WHAT YOU ARE ASKED TO DO »
For this exercise, reproduce the records exactly as they stand and do not carry any images over.

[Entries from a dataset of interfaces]
◆ ◆ ◆

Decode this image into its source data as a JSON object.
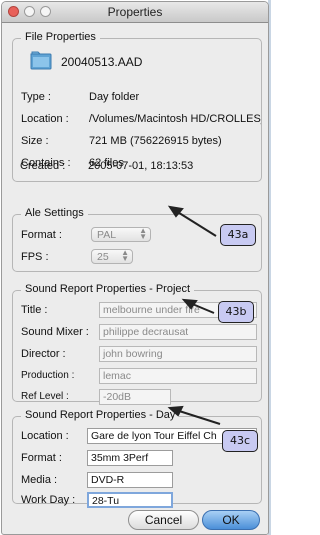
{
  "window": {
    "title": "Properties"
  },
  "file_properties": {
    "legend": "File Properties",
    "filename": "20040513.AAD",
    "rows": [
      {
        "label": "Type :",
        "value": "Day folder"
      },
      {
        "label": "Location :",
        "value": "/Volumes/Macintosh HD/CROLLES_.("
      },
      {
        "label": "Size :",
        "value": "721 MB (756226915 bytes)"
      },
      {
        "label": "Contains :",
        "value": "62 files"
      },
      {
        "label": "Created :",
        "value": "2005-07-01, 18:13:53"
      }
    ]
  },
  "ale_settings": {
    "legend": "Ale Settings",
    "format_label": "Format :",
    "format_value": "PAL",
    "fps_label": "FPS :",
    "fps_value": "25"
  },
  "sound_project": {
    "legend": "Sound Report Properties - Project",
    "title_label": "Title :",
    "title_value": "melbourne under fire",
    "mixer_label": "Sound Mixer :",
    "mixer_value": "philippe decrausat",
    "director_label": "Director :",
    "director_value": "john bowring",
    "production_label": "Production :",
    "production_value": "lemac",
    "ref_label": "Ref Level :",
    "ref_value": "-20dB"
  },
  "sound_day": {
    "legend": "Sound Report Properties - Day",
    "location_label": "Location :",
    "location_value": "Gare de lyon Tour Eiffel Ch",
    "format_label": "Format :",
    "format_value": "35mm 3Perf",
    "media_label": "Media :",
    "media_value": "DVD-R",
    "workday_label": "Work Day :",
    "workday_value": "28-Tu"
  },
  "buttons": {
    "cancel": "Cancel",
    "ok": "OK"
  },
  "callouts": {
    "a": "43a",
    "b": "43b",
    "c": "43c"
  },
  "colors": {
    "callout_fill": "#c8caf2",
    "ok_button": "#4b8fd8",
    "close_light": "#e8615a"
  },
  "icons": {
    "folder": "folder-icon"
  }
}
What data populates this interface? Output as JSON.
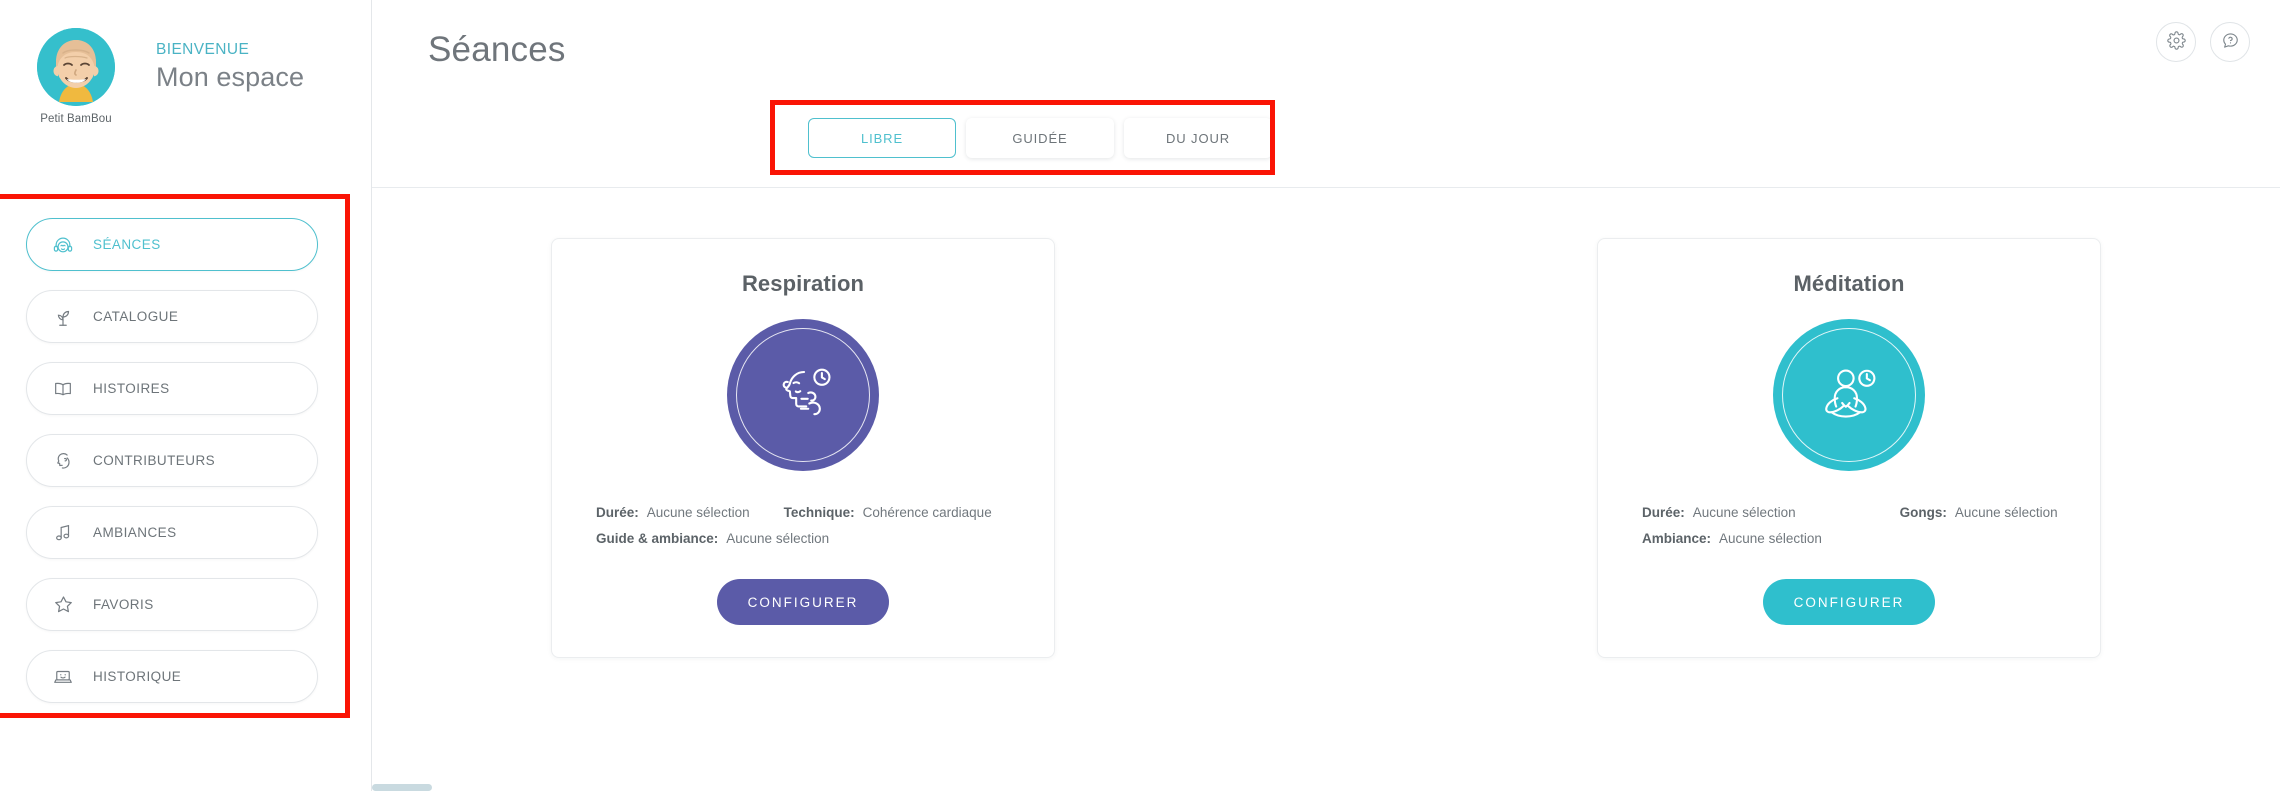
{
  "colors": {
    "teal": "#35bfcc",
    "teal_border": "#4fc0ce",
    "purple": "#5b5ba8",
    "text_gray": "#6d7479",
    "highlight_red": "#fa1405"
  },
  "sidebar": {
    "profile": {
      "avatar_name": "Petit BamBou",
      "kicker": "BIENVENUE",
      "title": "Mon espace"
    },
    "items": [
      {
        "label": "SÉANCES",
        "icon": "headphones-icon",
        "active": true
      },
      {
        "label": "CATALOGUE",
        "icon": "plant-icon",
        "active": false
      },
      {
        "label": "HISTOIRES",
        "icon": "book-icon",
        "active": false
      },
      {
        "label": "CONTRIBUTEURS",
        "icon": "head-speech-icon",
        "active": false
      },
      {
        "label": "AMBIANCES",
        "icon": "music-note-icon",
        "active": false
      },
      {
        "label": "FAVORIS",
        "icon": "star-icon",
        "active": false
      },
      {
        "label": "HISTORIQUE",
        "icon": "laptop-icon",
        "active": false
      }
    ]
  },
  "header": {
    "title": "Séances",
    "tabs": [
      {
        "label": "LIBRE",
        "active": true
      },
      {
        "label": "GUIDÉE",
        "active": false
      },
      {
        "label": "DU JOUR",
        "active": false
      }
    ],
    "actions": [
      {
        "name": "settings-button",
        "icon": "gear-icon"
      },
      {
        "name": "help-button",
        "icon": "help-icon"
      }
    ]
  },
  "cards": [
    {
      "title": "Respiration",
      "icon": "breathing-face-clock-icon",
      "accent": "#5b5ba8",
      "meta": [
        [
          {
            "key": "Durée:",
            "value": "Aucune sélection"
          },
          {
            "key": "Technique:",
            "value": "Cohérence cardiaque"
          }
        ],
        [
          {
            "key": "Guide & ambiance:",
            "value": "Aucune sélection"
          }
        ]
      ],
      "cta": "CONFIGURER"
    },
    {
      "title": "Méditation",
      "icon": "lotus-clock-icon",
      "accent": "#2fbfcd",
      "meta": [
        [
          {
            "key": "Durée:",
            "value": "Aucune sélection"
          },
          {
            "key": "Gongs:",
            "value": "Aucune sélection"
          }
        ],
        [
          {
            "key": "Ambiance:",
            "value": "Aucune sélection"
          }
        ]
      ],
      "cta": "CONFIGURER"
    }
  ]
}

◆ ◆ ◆

OUTPUT OF THE EXERCISE »
Decode this image into its source data as a JSON object.
{
  "window": {
    "title": "Properties"
  },
  "file_properties": {
    "legend": "File Properties",
    "filename": "20040513.AAD",
    "rows": [
      {
        "label": "Type :",
        "value": "Day folder"
      },
      {
        "label": "Location :",
        "value": "/Volumes/Macintosh HD/CROLLES_.("
      },
      {
        "label": "Size :",
        "value": "721 MB (756226915 bytes)"
      },
      {
        "label": "Contains :",
        "value": "62 files"
      },
      {
        "label": "Created :",
        "value": "2005-07-01, 18:13:53"
      }
    ]
  },
  "ale_settings": {
    "legend": "Ale Settings",
    "format_label": "Format :",
    "format_value": "PAL",
    "fps_label": "FPS :",
    "fps_value": "25"
  },
  "sound_project": {
    "legend": "Sound Report Properties - Project",
    "title_label": "Title :",
    "title_value": "melbourne under fire",
    "mixer_label": "Sound Mixer :",
    "mixer_value": "philippe decrausat",
    "director_label": "Director :",
    "director_value": "john bowring",
    "production_label": "Production :",
    "production_value": "lemac",
    "ref_label": "Ref Level :",
    "ref_value": "-20dB"
  },
  "sound_day": {
    "legend": "Sound Report Properties - Day",
    "location_label": "Location :",
    "location_value": "Gare de lyon Tour Eiffel Ch",
    "format_label": "Format :",
    "format_value": "35mm 3Perf",
    "media_label": "Media :",
    "media_value": "DVD-R",
    "workday_label": "Work Day :",
    "workday_value": "28-Tu"
  },
  "buttons": {
    "cancel": "Cancel",
    "ok": "OK"
  },
  "callouts": {
    "a": "43a",
    "b": "43b",
    "c": "43c"
  },
  "colors": {
    "callout_fill": "#c8caf2",
    "ok_button": "#4b8fd8",
    "close_light": "#e8615a"
  },
  "icons": {
    "folder": "folder-icon"
  }
}
What data populates this interface? Output as JSON.
{
  "colors": {
    "teal": "#35bfcc",
    "teal_border": "#4fc0ce",
    "purple": "#5b5ba8",
    "text_gray": "#6d7479",
    "highlight_red": "#fa1405"
  },
  "sidebar": {
    "profile": {
      "avatar_name": "Petit BamBou",
      "kicker": "BIENVENUE",
      "title": "Mon espace"
    },
    "items": [
      {
        "label": "SÉANCES",
        "icon": "headphones-icon",
        "active": true
      },
      {
        "label": "CATALOGUE",
        "icon": "plant-icon",
        "active": false
      },
      {
        "label": "HISTOIRES",
        "icon": "book-icon",
        "active": false
      },
      {
        "label": "CONTRIBUTEURS",
        "icon": "head-speech-icon",
        "active": false
      },
      {
        "label": "AMBIANCES",
        "icon": "music-note-icon",
        "active": false
      },
      {
        "label": "FAVORIS",
        "icon": "star-icon",
        "active": false
      },
      {
        "label": "HISTORIQUE",
        "icon": "laptop-icon",
        "active": false
      }
    ]
  },
  "header": {
    "title": "Séances",
    "tabs": [
      {
        "label": "LIBRE",
        "active": true
      },
      {
        "label": "GUIDÉE",
        "active": false
      },
      {
        "label": "DU JOUR",
        "active": false
      }
    ],
    "actions": [
      {
        "name": "settings-button",
        "icon": "gear-icon"
      },
      {
        "name": "help-button",
        "icon": "help-icon"
      }
    ]
  },
  "cards": [
    {
      "title": "Respiration",
      "icon": "breathing-face-clock-icon",
      "accent": "#5b5ba8",
      "meta": [
        [
          {
            "key": "Durée:",
            "value": "Aucune sélection"
          },
          {
            "key": "Technique:",
            "value": "Cohérence cardiaque"
          }
        ],
        [
          {
            "key": "Guide & ambiance:",
            "value": "Aucune sélection"
          }
        ]
      ],
      "cta": "CONFIGURER"
    },
    {
      "title": "Méditation",
      "icon": "lotus-clock-icon",
      "accent": "#2fbfcd",
      "meta": [
        [
          {
            "key": "Durée:",
            "value": "Aucune sélection"
          },
          {
            "key": "Gongs:",
            "value": "Aucune sélection"
          }
        ],
        [
          {
            "key": "Ambiance:",
            "value": "Aucune sélection"
          }
        ]
      ],
      "cta": "CONFIGURER"
    }
  ]
}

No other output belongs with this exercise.